This is a fascinating historical period and the book was interesting. However, the main character seemed to have little to no personality, which made the exciting events and battles far less interesting than they otherwise would have been. Also, the narrator did not do a good job of distinguishing between the "voices" of the different characters. Most of them ended up sounding like querulous old men.
I enjoyed this book, even with its great, long stretches of blow-by-blow battles. The characters were a little flat, though, and the narrator's voice characterization wasn't very broad -- everyone sounded like an old, crotchety man. Still I would recommend it to all but the most sheltered kids who might be put off by the rampant cursing. A great way to learn about English history.
This was an outstanding title and extremely well done. You can really get lost in the sweep of 15th century Europe and feel like you were there, besieging Hafleur and later standing in the mud at Agincourt. The mix of historical facts with the fictional storyline was very well weaved together by the author.
The narration was so exciting that I actually wondered if different people were playing different roles. This guy isn't a narrator, he is an Actor in the finest sense of the word.
I really enjoyed this. If you like history and fiction, this is an excellent book.
This is the best historical fantasy book ever. It was soooo realistic and the action scenes were incredible. It had a great story line as well.
I have been a member of Audible for years. I hate audio books with music and sound tracks. I think Audible should put some sort of designation on the books that have music so those of use who cant stand it in a book can pass it by without spending our credits on something that is so annoying. I do like Cornwell and truly wish his books would ditch the music.
I am a simple rat that reads until satisfied; sometimes I read too much and all hell breaks loose. Beware of history, fantasy, and religion.
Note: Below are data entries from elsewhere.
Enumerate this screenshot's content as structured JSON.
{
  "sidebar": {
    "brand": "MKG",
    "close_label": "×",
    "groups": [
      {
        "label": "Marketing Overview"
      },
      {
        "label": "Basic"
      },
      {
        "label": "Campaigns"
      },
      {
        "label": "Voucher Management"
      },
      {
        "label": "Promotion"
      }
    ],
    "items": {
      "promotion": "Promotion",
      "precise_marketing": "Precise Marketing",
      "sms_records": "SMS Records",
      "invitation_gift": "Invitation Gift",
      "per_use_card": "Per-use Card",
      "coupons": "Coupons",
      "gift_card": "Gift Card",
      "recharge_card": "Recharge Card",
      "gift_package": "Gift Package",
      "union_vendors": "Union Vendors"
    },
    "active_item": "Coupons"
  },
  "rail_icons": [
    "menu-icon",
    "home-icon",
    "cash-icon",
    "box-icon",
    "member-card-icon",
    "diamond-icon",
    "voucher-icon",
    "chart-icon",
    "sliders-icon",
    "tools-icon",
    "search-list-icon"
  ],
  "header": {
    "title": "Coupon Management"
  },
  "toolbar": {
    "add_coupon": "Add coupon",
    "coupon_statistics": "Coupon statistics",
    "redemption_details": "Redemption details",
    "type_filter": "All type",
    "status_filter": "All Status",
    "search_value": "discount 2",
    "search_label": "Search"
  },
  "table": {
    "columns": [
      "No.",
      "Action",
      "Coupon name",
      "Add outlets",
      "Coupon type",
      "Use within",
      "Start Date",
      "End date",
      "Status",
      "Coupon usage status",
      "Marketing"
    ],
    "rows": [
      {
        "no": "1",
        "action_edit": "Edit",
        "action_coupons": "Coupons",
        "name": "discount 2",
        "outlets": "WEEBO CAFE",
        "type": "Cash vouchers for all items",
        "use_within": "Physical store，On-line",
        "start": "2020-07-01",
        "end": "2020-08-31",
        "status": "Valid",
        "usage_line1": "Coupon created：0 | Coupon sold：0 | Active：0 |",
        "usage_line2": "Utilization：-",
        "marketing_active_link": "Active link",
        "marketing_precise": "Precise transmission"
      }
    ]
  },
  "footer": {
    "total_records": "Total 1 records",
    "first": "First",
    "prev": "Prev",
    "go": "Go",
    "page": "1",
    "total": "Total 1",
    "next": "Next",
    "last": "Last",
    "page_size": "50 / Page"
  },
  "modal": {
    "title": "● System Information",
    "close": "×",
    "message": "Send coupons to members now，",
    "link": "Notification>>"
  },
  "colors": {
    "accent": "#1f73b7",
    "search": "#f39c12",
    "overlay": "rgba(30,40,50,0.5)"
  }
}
Historical novels are still a new genre for me; actual history is my preference. Regardless, I found this kept my attention. The author never quite explains why characters had special relationships with saints or God. It was an odd way to tie in St. Crispin, but at least it made me search out more information on this saint. The epilogue made it even more appreciated.